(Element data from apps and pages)
# # # #

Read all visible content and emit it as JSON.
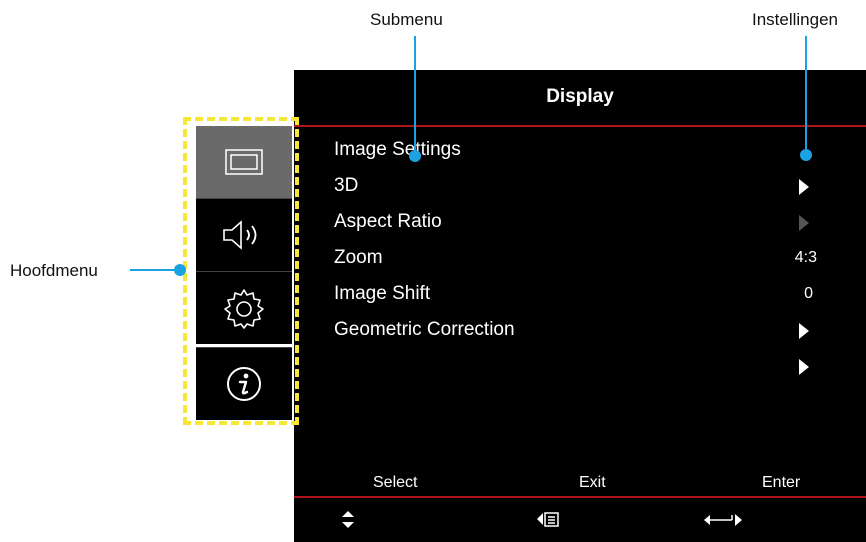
{
  "callouts": {
    "submenu": "Submenu",
    "instellingen": "Instellingen",
    "hoofdmenu": "Hoofdmenu"
  },
  "osd": {
    "title": "Display",
    "items": [
      {
        "label": "Image Settings",
        "value": "",
        "indicator": "none"
      },
      {
        "label": "3D",
        "value": "",
        "indicator": "arrow"
      },
      {
        "label": "Aspect Ratio",
        "value": "",
        "indicator": "arrow-dim"
      },
      {
        "label": "Zoom",
        "value": "4:3",
        "indicator": "value"
      },
      {
        "label": "Image Shift",
        "value": "0",
        "indicator": "value"
      },
      {
        "label": "Geometric Correction",
        "value": "",
        "indicator": "arrow"
      }
    ],
    "footer": {
      "select": "Select",
      "exit": "Exit",
      "enter": "Enter"
    }
  },
  "main_menu": {
    "icons": [
      "display-icon",
      "audio-icon",
      "settings-icon",
      "info-icon"
    ],
    "active": "display-icon"
  },
  "colors": {
    "accent": "#1aa3e0",
    "highlight": "#f5e63a",
    "divider": "#b0141b",
    "active_tile": "#6a6a6a"
  }
}
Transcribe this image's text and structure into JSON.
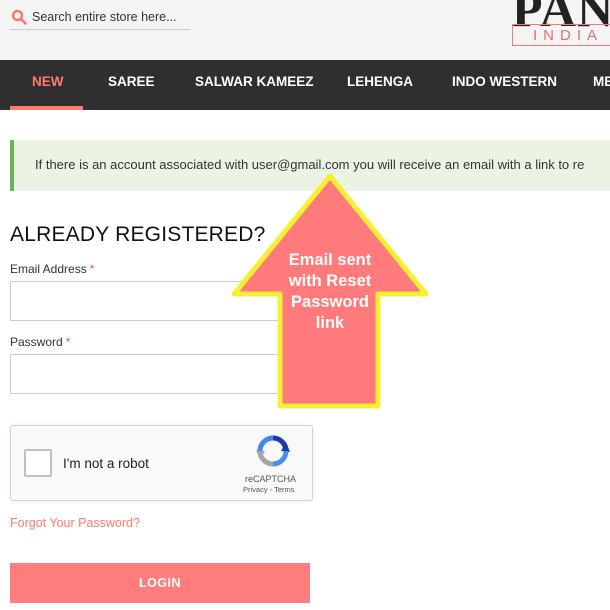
{
  "search": {
    "placeholder": "Search entire store here..."
  },
  "logo": {
    "main": "PAN",
    "sub": "INDIA"
  },
  "nav": {
    "items": [
      {
        "label": "NEW"
      },
      {
        "label": "SAREE"
      },
      {
        "label": "SALWAR KAMEEZ"
      },
      {
        "label": "LEHENGA"
      },
      {
        "label": "INDO WESTERN"
      },
      {
        "label": "ME"
      }
    ],
    "active_color": "#ff7a6e",
    "background": "#2f2f2f"
  },
  "notice": {
    "text": "If there is an account associated with user@gmail.com you will receive an email with a link to re"
  },
  "form": {
    "title": "ALREADY REGISTERED?",
    "email_label": "Email Address",
    "password_label": "Password",
    "required_mark": "*",
    "forgot_link": "Forgot Your Password?",
    "login_button": "LOGIN"
  },
  "captcha": {
    "label": "I'm not a robot",
    "brand": "reCAPTCHA",
    "links": "Privacy - Terms"
  },
  "annotation": {
    "lines": [
      "Email sent",
      "with Reset",
      "Password",
      "link"
    ],
    "fill": "#ff7b7b",
    "stroke": "#f5f032"
  },
  "colors": {
    "accent": "#ff7a6e",
    "login_button": "#ff7d7d",
    "notice_bg": "#ebf4e4",
    "notice_border": "#6bb25b"
  }
}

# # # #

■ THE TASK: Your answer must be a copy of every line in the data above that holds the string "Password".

■ REPLY:
    "password_label": "Password",
    "forgot_link": "Forgot Your Password?",
      "Password",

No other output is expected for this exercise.